§ **RECORDS SHOWN**
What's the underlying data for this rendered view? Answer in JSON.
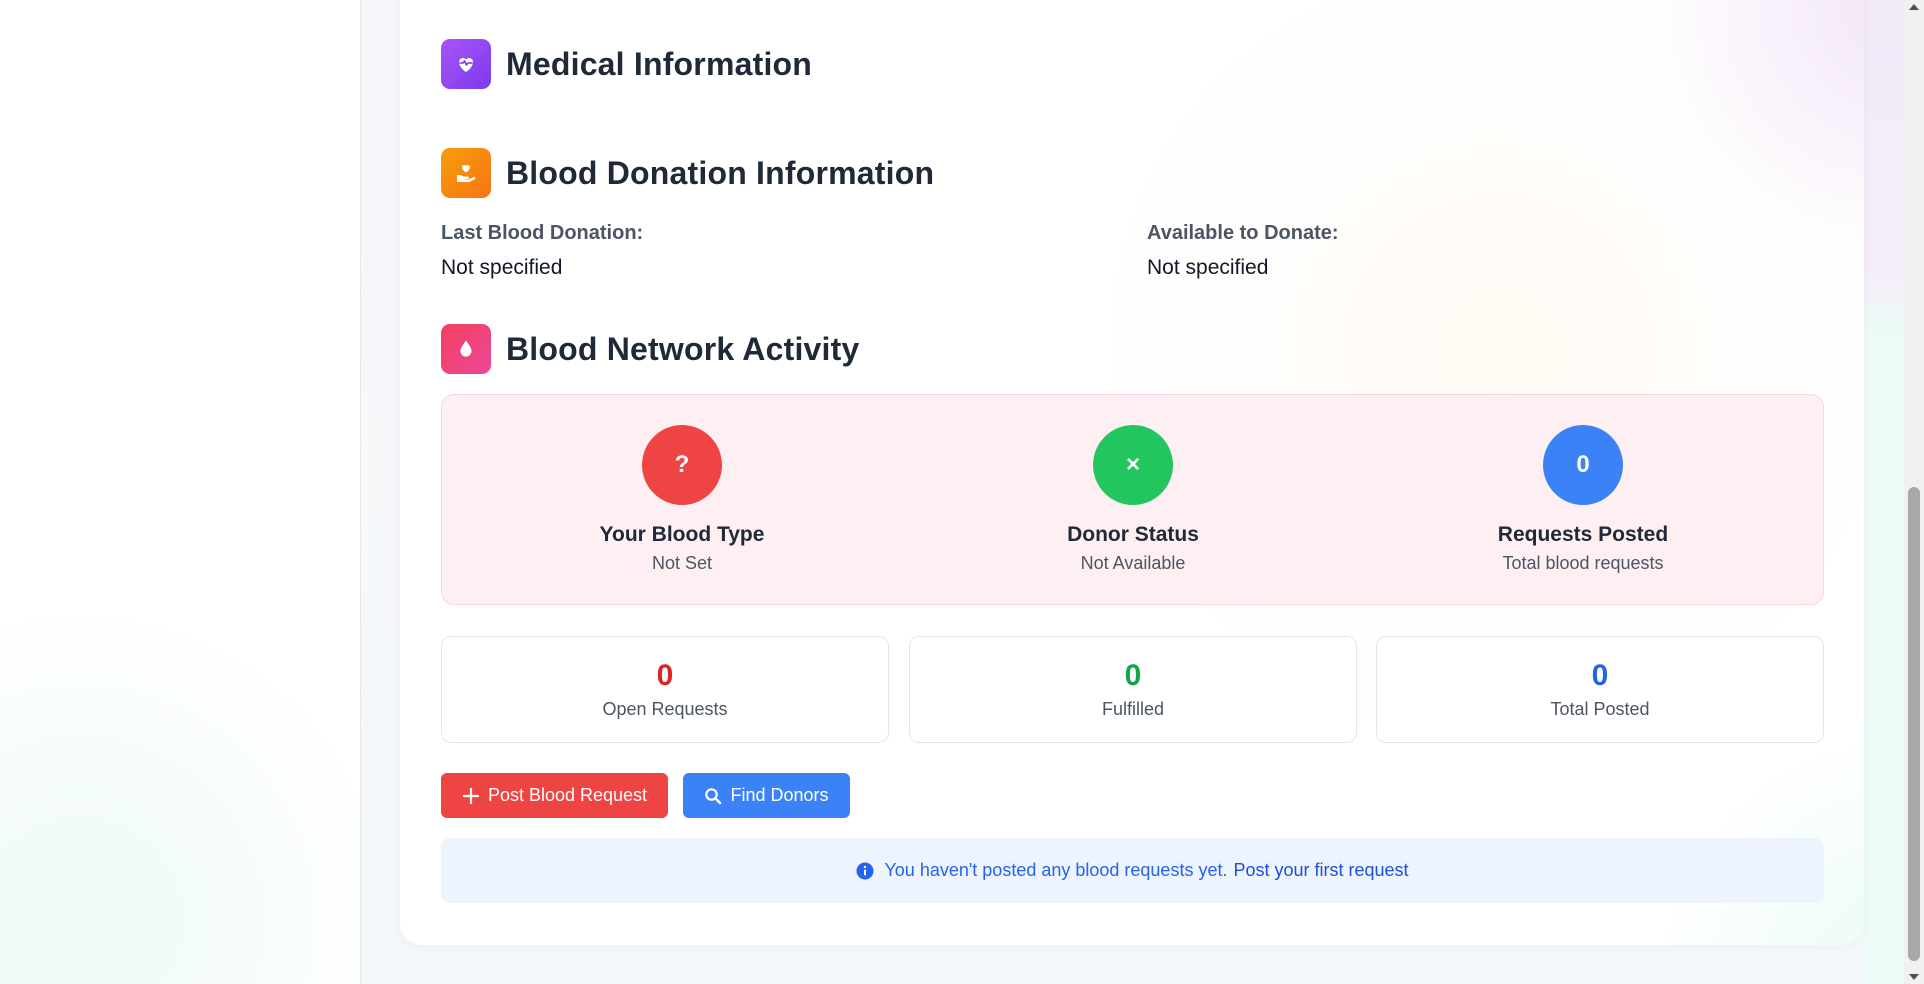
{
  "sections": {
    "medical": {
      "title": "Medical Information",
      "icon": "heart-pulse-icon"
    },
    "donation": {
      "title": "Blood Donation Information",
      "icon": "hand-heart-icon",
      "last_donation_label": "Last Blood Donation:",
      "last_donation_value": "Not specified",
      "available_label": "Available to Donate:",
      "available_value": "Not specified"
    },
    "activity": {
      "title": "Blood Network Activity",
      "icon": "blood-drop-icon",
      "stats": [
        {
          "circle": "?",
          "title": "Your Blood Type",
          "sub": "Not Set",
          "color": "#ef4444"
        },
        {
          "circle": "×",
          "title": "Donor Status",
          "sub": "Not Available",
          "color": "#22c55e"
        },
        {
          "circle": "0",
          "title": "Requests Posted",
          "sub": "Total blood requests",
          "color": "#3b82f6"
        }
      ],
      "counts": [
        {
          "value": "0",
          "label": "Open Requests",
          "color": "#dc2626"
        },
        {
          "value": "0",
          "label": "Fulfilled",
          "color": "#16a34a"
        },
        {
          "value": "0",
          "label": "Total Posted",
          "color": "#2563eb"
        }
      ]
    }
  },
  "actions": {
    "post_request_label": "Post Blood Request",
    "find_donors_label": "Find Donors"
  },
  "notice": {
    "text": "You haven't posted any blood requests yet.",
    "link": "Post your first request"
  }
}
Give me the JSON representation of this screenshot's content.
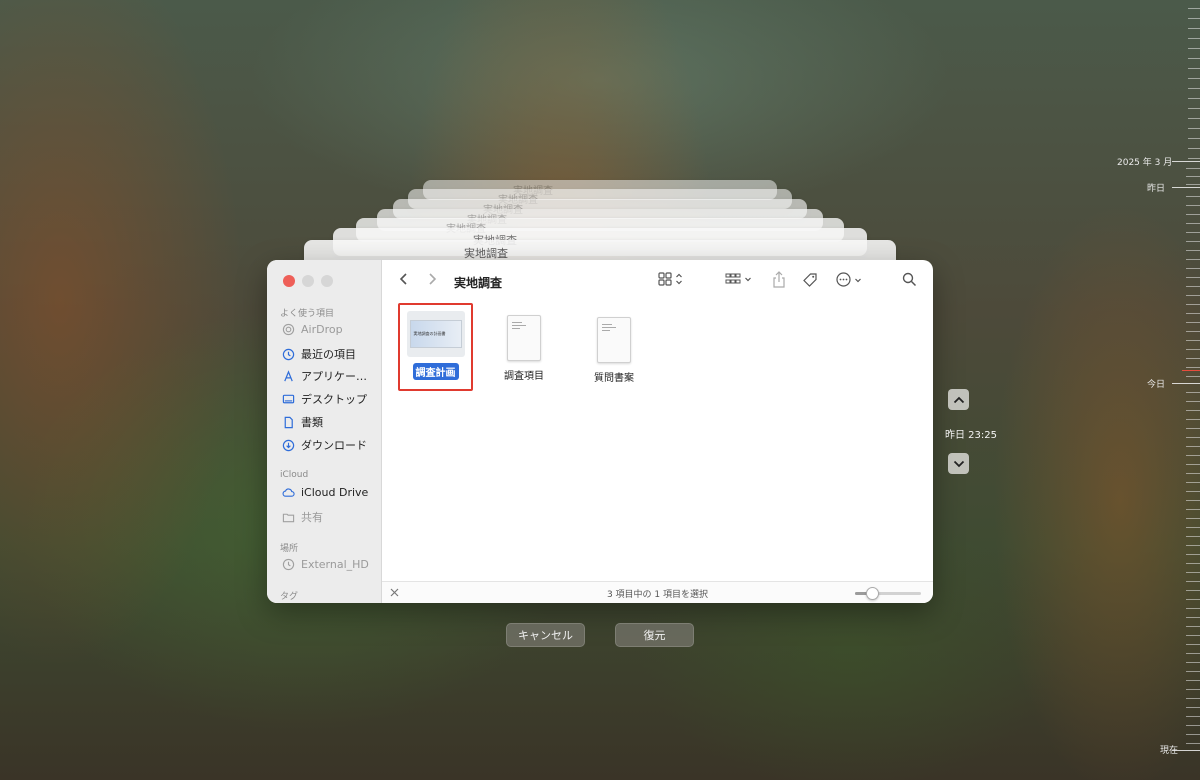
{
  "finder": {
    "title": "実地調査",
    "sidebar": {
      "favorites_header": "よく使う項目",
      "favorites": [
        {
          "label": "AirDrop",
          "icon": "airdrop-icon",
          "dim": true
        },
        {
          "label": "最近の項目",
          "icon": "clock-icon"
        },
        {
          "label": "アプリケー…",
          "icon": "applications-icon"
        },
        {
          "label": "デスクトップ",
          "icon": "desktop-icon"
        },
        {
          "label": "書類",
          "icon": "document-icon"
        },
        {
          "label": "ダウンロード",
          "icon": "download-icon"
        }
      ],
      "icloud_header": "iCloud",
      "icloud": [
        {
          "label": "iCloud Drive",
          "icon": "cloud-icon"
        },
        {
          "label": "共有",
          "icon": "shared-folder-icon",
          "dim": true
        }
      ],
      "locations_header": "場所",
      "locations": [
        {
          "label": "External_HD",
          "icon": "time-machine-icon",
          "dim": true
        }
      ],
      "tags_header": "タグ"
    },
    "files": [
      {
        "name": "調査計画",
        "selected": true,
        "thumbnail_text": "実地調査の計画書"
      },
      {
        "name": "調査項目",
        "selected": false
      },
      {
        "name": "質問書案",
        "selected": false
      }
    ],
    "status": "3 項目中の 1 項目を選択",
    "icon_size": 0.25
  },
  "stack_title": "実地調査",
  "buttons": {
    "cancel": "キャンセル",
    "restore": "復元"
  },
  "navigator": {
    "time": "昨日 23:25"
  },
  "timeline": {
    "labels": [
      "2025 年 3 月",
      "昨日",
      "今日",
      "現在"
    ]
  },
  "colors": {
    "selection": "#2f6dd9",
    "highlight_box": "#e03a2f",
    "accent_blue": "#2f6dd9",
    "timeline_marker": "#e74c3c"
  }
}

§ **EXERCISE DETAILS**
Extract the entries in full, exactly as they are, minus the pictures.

§ **RESPONSE TO THIS TASK**
What's the underlying data for this rendered view? Answer in JSON.
{
  "sections": {
    "medical": {
      "title": "Medical Information",
      "icon": "heart-pulse-icon"
    },
    "donation": {
      "title": "Blood Donation Information",
      "icon": "hand-heart-icon",
      "last_donation_label": "Last Blood Donation:",
      "last_donation_value": "Not specified",
      "available_label": "Available to Donate:",
      "available_value": "Not specified"
    },
    "activity": {
      "title": "Blood Network Activity",
      "icon": "blood-drop-icon",
      "stats": [
        {
          "circle": "?",
          "title": "Your Blood Type",
          "sub": "Not Set",
          "color": "#ef4444"
        },
        {
          "circle": "×",
          "title": "Donor Status",
          "sub": "Not Available",
          "color": "#22c55e"
        },
        {
          "circle": "0",
          "title": "Requests Posted",
          "sub": "Total blood requests",
          "color": "#3b82f6"
        }
      ],
      "counts": [
        {
          "value": "0",
          "label": "Open Requests",
          "color": "#dc2626"
        },
        {
          "value": "0",
          "label": "Fulfilled",
          "color": "#16a34a"
        },
        {
          "value": "0",
          "label": "Total Posted",
          "color": "#2563eb"
        }
      ]
    }
  },
  "actions": {
    "post_request_label": "Post Blood Request",
    "find_donors_label": "Find Donors"
  },
  "notice": {
    "text": "You haven't posted any blood requests yet.",
    "link": "Post your first request"
  }
}
Give me the JSON representation of this screenshot's content.
{
  "finder": {
    "title": "実地調査",
    "sidebar": {
      "favorites_header": "よく使う項目",
      "favorites": [
        {
          "label": "AirDrop",
          "icon": "airdrop-icon",
          "dim": true
        },
        {
          "label": "最近の項目",
          "icon": "clock-icon"
        },
        {
          "label": "アプリケー…",
          "icon": "applications-icon"
        },
        {
          "label": "デスクトップ",
          "icon": "desktop-icon"
        },
        {
          "label": "書類",
          "icon": "document-icon"
        },
        {
          "label": "ダウンロード",
          "icon": "download-icon"
        }
      ],
      "icloud_header": "iCloud",
      "icloud": [
        {
          "label": "iCloud Drive",
          "icon": "cloud-icon"
        },
        {
          "label": "共有",
          "icon": "shared-folder-icon",
          "dim": true
        }
      ],
      "locations_header": "場所",
      "locations": [
        {
          "label": "External_HD",
          "icon": "time-machine-icon",
          "dim": true
        }
      ],
      "tags_header": "タグ"
    },
    "files": [
      {
        "name": "調査計画",
        "selected": true,
        "thumbnail_text": "実地調査の計画書"
      },
      {
        "name": "調査項目",
        "selected": false
      },
      {
        "name": "質問書案",
        "selected": false
      }
    ],
    "status": "3 項目中の 1 項目を選択",
    "icon_size": 0.25
  },
  "stack_title": "実地調査",
  "buttons": {
    "cancel": "キャンセル",
    "restore": "復元"
  },
  "navigator": {
    "time": "昨日 23:25"
  },
  "timeline": {
    "labels": [
      "2025 年 3 月",
      "昨日",
      "今日",
      "現在"
    ]
  },
  "colors": {
    "selection": "#2f6dd9",
    "highlight_box": "#e03a2f",
    "accent_blue": "#2f6dd9",
    "timeline_marker": "#e74c3c"
  }
}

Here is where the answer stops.